Data in this exercise =
---------------
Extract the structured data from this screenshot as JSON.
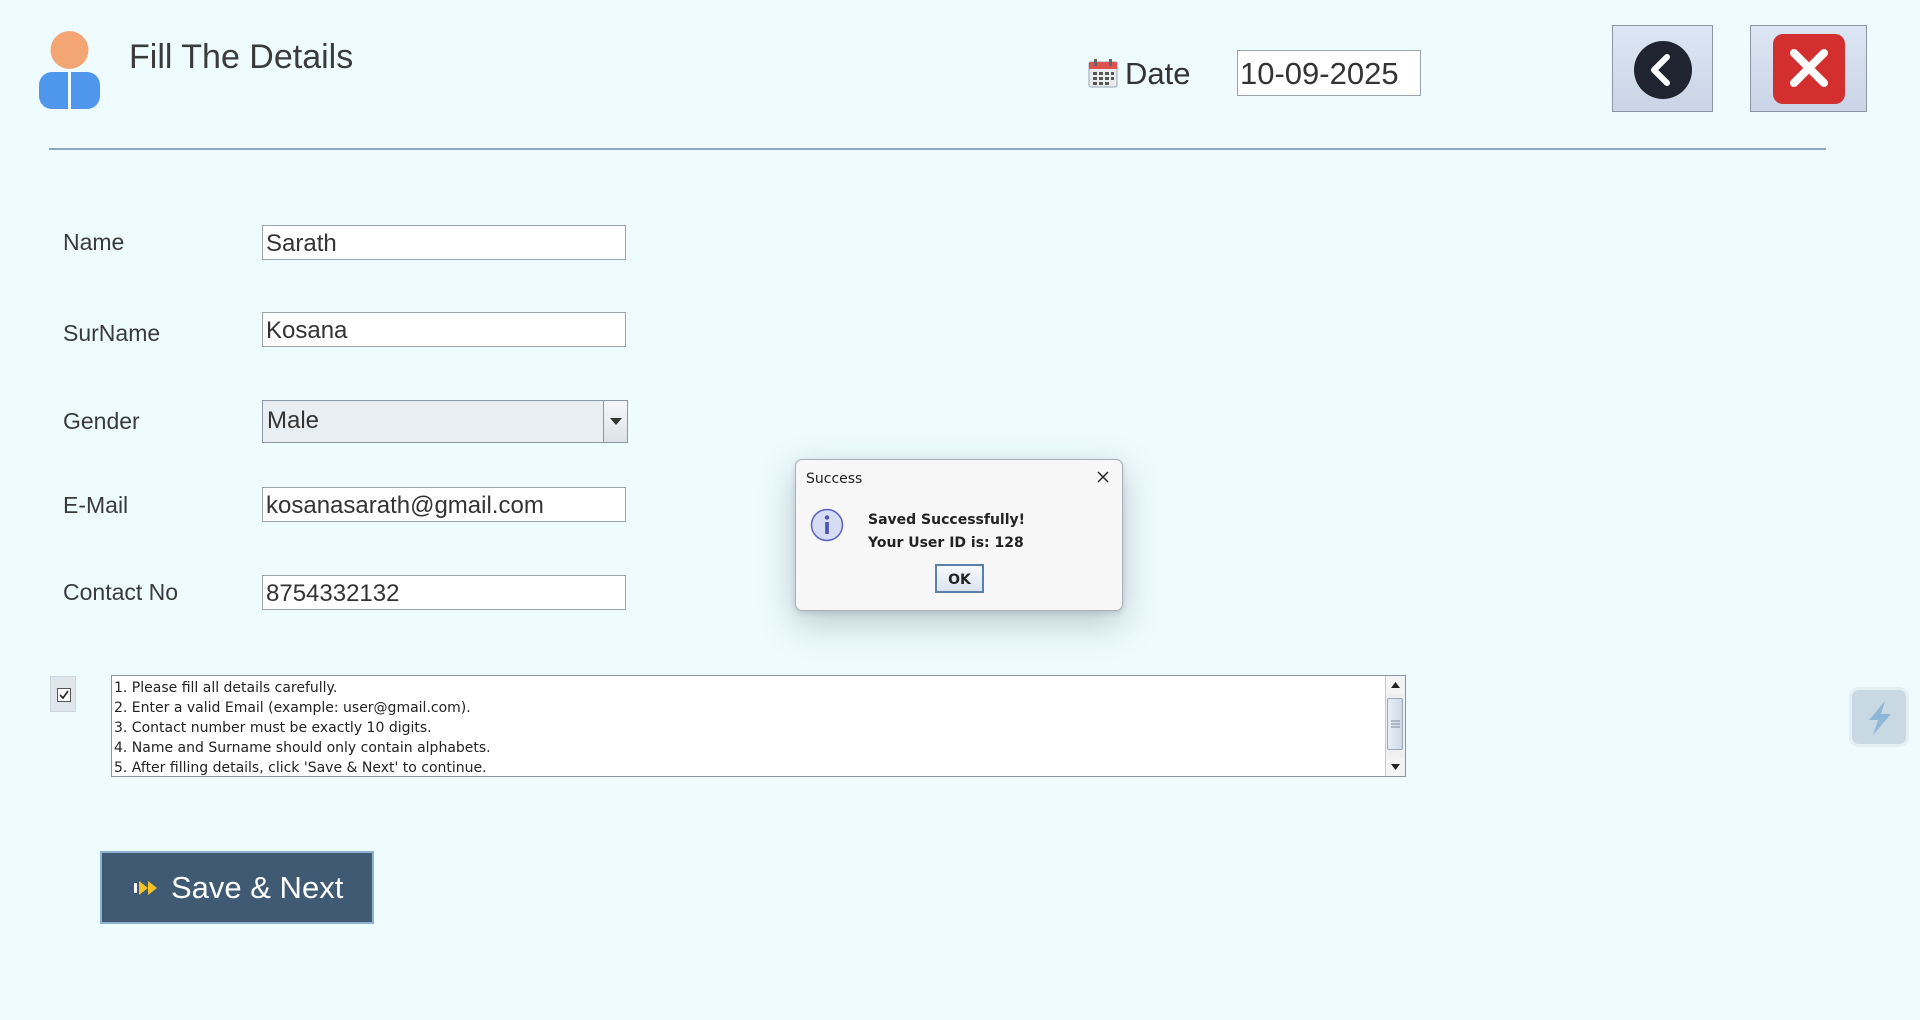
{
  "header": {
    "title": "Fill The Details",
    "date_label": "Date",
    "date_value": "10-09-2025",
    "icons": [
      "user-avatar-icon",
      "calendar-icon",
      "back-arrow-icon",
      "close-x-icon"
    ]
  },
  "form": {
    "name_label": "Name",
    "name_value": "Sarath",
    "surname_label": "SurName",
    "surname_value": "Kosana",
    "gender_label": "Gender",
    "gender_value": "Male",
    "email_label": "E-Mail",
    "email_value": "kosanasarath@gmail.com",
    "contact_label": "Contact No",
    "contact_value": "8754332132"
  },
  "terms_checked": true,
  "notes": [
    "1. Please fill all details carefully.",
    "2. Enter a valid Email (example: user@gmail.com).",
    "3. Contact number must be exactly 10 digits.",
    "4. Name and Surname should only contain alphabets.",
    "5. After filling details, click 'Save & Next' to continue."
  ],
  "save_button_label": "Save & Next",
  "dialog": {
    "title": "Success",
    "message_line1": "Saved Successfully!",
    "message_line2": "Your User ID is: 128",
    "ok_label": "OK"
  },
  "colors": {
    "background": "#eefcff",
    "save_button": "#3f5a72",
    "close_button": "#d32f2f",
    "back_button_circle": "#1f2430",
    "avatar_head": "#f4a574",
    "avatar_body": "#4f97ec"
  }
}
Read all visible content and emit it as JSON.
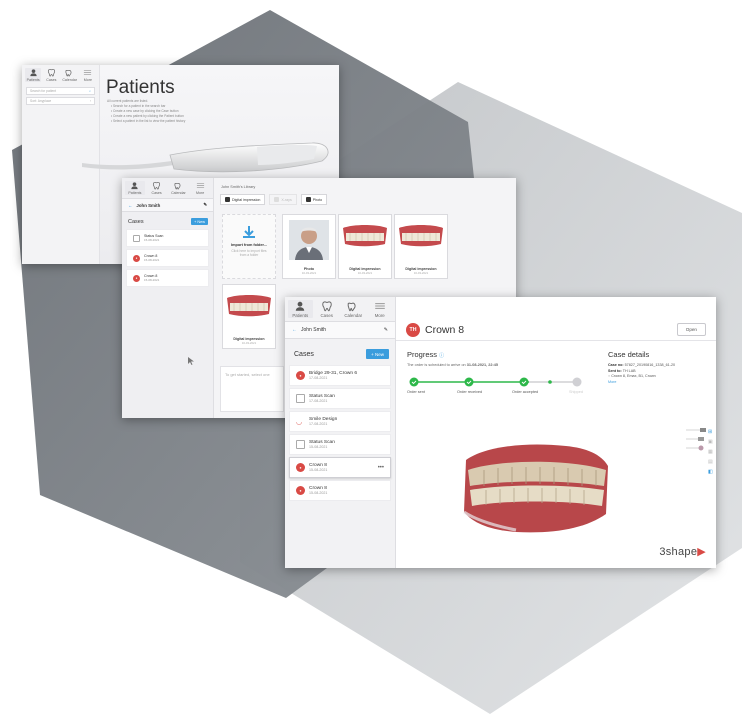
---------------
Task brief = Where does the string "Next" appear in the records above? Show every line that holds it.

Response area =
    "5. After filling details, click 'Save & Next' to continue."
  "save_button_label": "Save & Next",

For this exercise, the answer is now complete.